*** SUPPLIED RECORDS ***

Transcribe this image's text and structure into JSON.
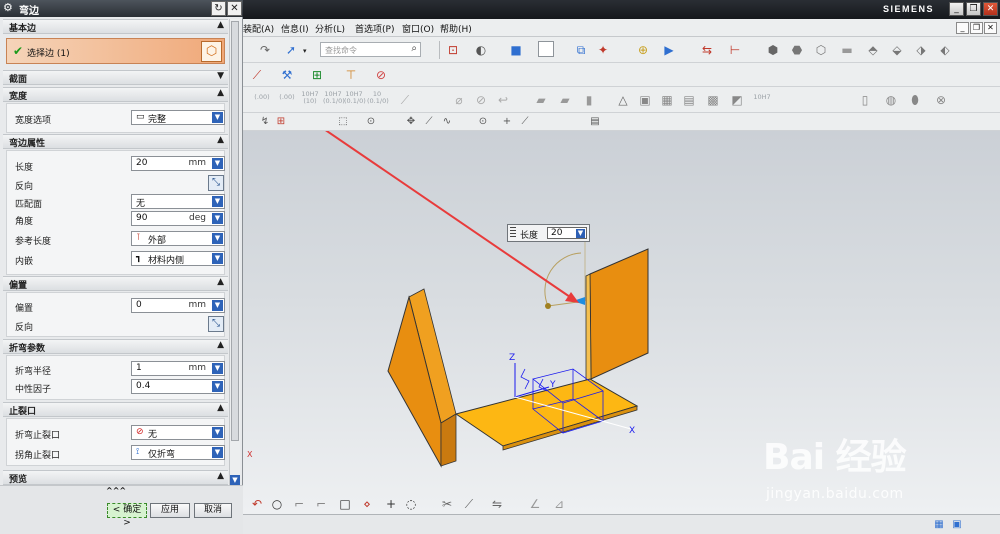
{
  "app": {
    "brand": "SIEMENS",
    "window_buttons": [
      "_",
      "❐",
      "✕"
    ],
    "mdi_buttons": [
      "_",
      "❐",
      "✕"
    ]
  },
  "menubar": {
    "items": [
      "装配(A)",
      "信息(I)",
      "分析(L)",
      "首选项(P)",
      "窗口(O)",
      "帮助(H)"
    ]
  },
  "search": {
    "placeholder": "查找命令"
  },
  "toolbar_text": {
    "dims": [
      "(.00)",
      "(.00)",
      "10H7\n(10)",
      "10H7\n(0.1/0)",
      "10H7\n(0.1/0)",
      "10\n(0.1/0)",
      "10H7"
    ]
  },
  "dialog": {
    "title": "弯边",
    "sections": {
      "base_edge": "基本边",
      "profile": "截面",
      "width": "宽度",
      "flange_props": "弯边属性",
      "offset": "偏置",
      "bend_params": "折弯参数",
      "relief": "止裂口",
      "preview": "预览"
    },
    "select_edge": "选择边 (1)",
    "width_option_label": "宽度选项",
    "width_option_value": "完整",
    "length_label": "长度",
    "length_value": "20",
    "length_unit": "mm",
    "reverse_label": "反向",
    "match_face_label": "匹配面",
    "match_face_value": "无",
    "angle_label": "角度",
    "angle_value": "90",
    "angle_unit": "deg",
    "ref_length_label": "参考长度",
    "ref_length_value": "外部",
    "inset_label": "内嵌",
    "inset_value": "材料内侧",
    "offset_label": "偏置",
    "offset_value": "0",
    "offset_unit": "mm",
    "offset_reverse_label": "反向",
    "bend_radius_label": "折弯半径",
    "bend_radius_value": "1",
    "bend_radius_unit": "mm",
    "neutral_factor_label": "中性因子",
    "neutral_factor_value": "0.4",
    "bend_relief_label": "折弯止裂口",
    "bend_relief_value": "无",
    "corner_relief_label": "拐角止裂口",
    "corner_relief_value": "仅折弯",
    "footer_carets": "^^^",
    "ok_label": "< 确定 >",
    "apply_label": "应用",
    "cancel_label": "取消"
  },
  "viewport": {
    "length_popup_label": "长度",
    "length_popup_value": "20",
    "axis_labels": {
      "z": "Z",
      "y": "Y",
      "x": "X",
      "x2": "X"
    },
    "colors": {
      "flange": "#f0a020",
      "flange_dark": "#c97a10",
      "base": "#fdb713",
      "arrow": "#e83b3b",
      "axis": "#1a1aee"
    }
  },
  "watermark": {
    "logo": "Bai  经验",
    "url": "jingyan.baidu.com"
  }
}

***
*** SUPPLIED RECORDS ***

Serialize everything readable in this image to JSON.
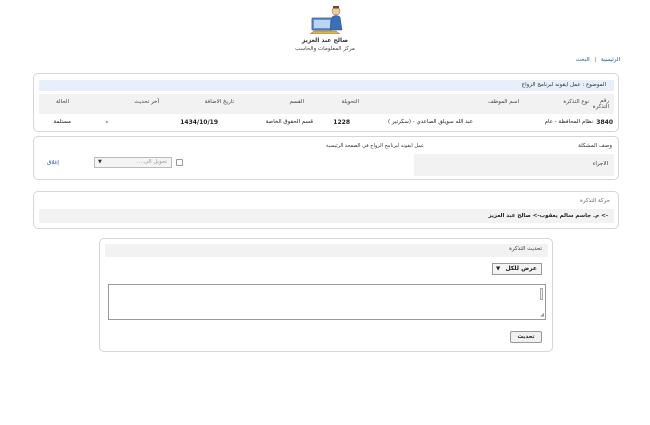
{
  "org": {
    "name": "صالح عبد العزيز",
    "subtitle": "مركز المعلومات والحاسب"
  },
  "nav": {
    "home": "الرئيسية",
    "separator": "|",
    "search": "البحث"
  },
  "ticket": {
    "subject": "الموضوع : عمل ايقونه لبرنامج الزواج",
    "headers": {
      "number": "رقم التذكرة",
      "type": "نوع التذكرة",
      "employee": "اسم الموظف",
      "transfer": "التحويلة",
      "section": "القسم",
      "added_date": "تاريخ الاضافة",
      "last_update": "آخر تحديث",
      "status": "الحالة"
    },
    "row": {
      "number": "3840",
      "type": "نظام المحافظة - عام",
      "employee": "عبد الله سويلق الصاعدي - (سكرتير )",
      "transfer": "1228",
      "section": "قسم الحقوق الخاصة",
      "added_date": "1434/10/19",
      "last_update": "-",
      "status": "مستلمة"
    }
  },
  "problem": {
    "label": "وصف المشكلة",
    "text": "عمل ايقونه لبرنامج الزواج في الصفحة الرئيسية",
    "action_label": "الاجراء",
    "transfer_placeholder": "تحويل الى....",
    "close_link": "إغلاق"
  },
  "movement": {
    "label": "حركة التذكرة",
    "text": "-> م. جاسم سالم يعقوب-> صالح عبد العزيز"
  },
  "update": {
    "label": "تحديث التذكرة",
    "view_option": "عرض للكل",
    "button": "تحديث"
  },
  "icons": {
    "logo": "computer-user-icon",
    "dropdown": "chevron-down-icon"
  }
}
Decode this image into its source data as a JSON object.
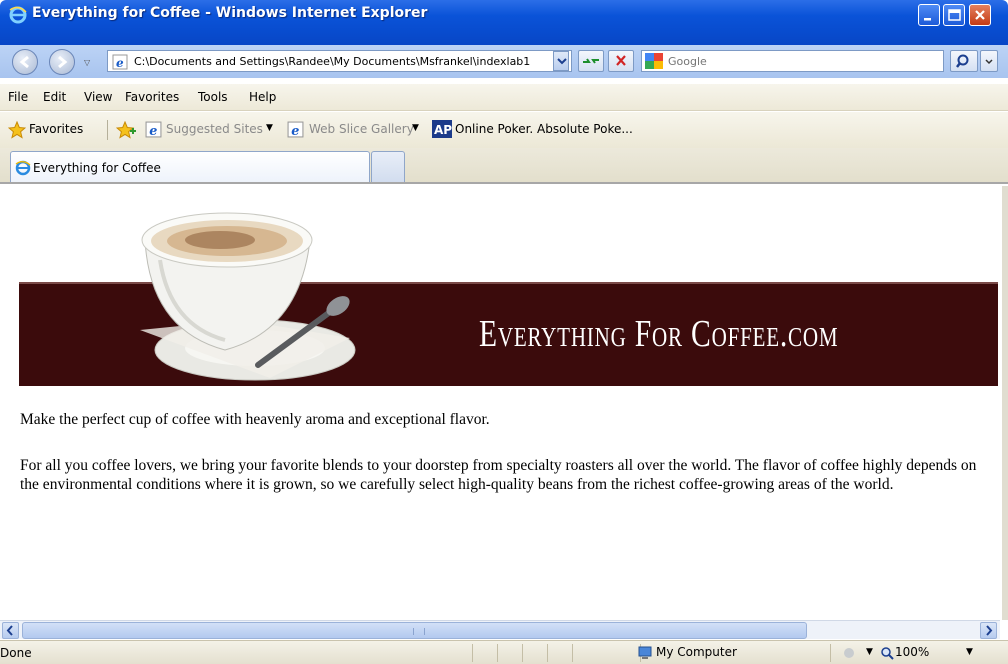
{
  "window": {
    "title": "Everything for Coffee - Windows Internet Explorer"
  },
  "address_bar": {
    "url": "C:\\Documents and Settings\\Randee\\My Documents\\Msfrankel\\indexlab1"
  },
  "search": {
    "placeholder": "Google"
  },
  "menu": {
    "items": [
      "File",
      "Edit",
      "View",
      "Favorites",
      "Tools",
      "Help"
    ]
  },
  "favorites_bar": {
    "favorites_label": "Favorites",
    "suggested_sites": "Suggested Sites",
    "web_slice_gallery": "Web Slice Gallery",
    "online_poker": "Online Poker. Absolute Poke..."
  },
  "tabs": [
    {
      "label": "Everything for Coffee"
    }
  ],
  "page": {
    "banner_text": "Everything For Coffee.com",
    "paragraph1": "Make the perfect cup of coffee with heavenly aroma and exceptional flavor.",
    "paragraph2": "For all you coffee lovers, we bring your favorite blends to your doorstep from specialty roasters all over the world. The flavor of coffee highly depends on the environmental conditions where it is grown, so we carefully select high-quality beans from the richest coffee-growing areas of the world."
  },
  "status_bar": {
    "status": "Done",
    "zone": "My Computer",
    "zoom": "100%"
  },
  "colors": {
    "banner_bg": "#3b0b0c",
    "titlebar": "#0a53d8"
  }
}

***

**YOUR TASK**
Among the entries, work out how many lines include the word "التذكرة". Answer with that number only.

**ANSWER FOR THE TASK**
4